When I’ve made a decision based on logic alone, I’ve often made mistakes. But when I’ve combined reason and intuition, I’ve never made a decision I couldn’t live with. My friend John Eaton would say this is because I’m in touch with bodymind, the distributed intelligence of the body, incorporating the solar plexus, endocrine, and immune systems, as well as the neurons that happen to be located inside my skull.
And I often decide very quickly. I once made a snap decision to move to London, at a friend’s invitation one Sunday afternoon. The next day I handed in my notice at work and to my landlord, and the next month I was living in the capital. One of the best decisions I ever made. There’s nothing wrong with a quick decision, but decisions made in haste—i.e. rushed, and without considering your emotions as well as the logical pros and cons—can be dangerous. This is why the Vikings were reputed to make every important decision twice—once when sober, once when drunk.
So how can you decide when it’s time to decide?
1. Don’t stress about trivial decisions.
You’re probably safe to choose your paperclips or menu order whenever.
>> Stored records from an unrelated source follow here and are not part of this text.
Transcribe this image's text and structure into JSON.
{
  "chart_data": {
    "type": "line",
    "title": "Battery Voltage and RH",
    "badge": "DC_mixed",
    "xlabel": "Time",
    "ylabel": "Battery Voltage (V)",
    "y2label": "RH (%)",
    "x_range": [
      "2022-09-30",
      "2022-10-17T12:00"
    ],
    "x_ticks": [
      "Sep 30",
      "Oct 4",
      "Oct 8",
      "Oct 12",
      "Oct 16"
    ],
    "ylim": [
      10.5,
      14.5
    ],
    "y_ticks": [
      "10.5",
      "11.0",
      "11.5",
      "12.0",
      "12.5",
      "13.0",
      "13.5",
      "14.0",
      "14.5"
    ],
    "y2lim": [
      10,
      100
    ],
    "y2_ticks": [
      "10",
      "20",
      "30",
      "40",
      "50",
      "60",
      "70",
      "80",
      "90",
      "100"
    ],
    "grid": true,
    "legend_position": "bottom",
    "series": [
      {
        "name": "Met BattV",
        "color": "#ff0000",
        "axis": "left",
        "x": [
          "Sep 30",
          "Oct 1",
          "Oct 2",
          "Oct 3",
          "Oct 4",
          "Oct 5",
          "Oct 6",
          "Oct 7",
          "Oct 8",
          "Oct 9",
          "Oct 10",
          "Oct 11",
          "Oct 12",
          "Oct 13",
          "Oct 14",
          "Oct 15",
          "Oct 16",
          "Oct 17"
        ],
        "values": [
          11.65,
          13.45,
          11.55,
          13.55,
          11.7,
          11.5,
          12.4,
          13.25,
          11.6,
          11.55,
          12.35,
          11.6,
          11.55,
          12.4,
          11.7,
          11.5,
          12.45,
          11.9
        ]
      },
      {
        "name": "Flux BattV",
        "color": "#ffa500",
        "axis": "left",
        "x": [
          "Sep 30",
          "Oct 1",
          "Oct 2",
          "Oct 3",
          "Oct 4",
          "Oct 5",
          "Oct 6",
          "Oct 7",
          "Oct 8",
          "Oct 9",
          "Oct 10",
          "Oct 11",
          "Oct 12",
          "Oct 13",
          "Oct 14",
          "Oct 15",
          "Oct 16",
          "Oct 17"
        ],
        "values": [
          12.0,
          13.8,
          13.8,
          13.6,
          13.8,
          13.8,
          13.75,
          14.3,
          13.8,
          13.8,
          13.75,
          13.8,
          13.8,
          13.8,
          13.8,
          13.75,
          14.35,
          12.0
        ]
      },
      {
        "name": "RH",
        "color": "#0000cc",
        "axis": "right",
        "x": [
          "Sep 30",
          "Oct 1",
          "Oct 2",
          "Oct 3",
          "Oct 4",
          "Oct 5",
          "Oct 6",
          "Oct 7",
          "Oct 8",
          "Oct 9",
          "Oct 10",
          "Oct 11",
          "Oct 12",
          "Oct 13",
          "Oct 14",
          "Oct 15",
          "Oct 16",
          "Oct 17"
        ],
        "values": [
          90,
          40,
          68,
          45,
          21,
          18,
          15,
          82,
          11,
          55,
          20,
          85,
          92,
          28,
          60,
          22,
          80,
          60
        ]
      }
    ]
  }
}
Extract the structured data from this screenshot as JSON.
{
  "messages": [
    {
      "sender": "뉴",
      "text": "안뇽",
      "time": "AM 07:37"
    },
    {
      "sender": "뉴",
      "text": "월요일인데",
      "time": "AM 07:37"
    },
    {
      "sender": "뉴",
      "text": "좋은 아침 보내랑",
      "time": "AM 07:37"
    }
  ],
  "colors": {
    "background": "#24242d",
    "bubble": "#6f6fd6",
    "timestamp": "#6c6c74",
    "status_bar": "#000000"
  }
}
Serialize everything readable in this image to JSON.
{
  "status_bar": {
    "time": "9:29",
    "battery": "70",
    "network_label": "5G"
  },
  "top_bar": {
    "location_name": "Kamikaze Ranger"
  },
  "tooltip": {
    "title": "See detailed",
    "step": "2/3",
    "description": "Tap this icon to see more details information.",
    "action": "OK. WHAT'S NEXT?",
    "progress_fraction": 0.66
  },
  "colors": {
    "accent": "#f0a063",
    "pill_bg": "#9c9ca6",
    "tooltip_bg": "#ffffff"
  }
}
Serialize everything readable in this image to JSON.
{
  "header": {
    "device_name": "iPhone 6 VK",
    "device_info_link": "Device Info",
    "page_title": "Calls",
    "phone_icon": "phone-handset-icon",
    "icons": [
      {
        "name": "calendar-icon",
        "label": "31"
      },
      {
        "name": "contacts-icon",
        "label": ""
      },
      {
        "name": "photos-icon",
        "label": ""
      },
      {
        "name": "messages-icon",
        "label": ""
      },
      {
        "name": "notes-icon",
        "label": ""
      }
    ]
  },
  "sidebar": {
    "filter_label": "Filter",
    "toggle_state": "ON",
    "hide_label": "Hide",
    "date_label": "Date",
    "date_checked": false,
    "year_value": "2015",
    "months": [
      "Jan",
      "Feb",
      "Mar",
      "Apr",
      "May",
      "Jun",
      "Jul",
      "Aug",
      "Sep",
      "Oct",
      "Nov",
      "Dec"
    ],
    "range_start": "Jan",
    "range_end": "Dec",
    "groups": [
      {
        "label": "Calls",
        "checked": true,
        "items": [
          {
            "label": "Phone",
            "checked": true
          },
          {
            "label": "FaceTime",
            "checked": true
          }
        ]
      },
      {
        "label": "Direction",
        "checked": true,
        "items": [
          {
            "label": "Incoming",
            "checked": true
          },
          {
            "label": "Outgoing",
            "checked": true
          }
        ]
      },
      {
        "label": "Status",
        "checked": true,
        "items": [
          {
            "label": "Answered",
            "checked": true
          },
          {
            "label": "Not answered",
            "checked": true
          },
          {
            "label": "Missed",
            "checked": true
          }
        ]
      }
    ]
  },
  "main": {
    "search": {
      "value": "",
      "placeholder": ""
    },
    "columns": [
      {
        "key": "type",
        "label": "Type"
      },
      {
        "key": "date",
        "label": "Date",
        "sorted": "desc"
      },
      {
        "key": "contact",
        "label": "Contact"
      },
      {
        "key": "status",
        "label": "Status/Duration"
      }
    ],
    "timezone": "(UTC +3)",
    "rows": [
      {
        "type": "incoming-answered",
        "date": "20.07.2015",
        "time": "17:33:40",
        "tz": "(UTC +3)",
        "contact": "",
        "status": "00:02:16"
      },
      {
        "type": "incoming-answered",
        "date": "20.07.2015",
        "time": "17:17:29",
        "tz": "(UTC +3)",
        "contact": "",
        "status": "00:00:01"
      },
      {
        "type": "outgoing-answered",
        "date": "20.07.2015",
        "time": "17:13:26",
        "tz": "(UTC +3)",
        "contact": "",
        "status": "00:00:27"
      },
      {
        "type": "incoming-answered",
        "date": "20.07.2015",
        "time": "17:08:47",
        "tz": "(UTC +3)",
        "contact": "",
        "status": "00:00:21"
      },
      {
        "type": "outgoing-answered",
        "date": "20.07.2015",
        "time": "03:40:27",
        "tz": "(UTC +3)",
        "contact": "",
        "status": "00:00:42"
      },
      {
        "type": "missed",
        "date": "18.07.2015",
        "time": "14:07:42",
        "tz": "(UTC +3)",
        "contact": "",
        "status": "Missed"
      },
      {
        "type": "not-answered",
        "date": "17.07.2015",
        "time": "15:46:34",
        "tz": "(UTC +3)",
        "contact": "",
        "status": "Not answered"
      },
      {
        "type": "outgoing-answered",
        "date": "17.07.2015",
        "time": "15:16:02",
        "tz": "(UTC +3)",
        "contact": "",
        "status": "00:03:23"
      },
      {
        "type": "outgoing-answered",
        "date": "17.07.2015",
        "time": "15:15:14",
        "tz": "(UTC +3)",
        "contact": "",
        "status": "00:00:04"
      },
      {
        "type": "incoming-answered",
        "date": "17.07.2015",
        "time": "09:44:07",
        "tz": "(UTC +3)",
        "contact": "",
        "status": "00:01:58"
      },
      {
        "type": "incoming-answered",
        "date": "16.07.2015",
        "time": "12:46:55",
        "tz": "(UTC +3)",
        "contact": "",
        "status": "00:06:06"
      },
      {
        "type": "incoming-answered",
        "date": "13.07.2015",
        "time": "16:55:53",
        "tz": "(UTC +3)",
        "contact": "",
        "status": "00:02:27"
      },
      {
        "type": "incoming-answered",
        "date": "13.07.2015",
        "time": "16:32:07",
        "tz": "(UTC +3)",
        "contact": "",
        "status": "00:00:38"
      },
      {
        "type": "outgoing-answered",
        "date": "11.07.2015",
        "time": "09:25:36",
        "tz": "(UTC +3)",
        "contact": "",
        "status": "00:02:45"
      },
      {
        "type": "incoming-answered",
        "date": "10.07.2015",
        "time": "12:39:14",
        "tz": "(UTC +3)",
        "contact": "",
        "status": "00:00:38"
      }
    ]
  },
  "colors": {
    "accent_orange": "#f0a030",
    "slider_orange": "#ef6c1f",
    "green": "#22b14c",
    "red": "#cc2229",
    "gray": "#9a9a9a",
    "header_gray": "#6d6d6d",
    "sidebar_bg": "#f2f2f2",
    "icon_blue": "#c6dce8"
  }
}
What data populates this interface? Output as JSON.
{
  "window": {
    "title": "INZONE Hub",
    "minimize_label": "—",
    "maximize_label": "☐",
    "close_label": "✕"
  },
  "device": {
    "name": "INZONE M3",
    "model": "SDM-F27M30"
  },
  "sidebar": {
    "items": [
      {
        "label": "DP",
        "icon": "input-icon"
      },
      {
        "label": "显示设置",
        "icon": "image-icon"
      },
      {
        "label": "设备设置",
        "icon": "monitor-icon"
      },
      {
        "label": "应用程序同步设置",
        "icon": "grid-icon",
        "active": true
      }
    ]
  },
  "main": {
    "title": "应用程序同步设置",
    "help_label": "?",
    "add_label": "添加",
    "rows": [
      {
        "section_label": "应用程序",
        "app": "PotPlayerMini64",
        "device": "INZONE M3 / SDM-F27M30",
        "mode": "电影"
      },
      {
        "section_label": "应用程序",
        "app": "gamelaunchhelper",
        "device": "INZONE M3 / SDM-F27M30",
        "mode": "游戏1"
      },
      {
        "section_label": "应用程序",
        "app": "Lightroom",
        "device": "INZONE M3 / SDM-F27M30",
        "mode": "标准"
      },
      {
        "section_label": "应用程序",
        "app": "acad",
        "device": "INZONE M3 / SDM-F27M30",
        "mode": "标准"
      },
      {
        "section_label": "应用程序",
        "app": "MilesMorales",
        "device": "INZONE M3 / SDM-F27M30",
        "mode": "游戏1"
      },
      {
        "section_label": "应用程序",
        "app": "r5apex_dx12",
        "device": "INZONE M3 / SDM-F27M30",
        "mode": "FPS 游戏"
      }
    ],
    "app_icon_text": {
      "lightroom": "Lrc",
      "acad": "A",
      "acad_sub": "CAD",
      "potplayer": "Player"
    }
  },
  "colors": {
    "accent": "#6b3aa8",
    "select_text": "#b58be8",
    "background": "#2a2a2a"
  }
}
I’m talking about the big decisions, like taking on a new project, changing job, booking the family holiday, or what you’re going to say to that tricky request from a client.
2. Get to know yourself.
Pay attention to your levels of energy and alertness during the daily cycle. When do you feel most clear-headed? When are you most aware of your body and emotions? As far as possible, make it a priority to consider important decisions during this time. If it’s not possible, especially if you’re in a high-pressure job where you need to make decisions at all times of the day and night, pay particular attention to the next three steps.
3. Get “out of your mind” and into your body.
This will help you tap your feelings and intuition. I’m not suggesting you go for the full-on “Viking method,” although you may sometimes find that your feelings are clearer after talking to a friend over a beer. More “work friendly” ways to get centered in your body include yoga, meditation, exercise, going for a walk—or even just getting up from your desk, stretching, and walking around the office.
4. For each option, weigh up the pros and cons.
Write them down on two different columns if it helps. Ask yourself: (a) What’s the opportunity here? How will I feel if I succeed? How will I feel if I turn it down? and (b) What’s the risk? How will I feel in the worst-case scenario? Could I live with my decision?
5. Ask yourself: How do I feel about this?
Take the question literally. Pay attention to the physical sensations in your body. What does “YES!” feel like to you? Light, energized, animated? How about “NO!”? Tense, heavy, uncomfortable? Learn to tell the difference. And watch out for any mismatch between what your head tells you and your gut feeling—when this happens, slow down, take more time, and get more information.
This article was originally published on 99u.com.
Mark McGuinness is a coach who helps creative professionals create more, suffer less and attract more opportunities. He is the author of the popular blog Lateral Action and the book Resilience: Facing Down Rejection and Criticism on the Road to Success.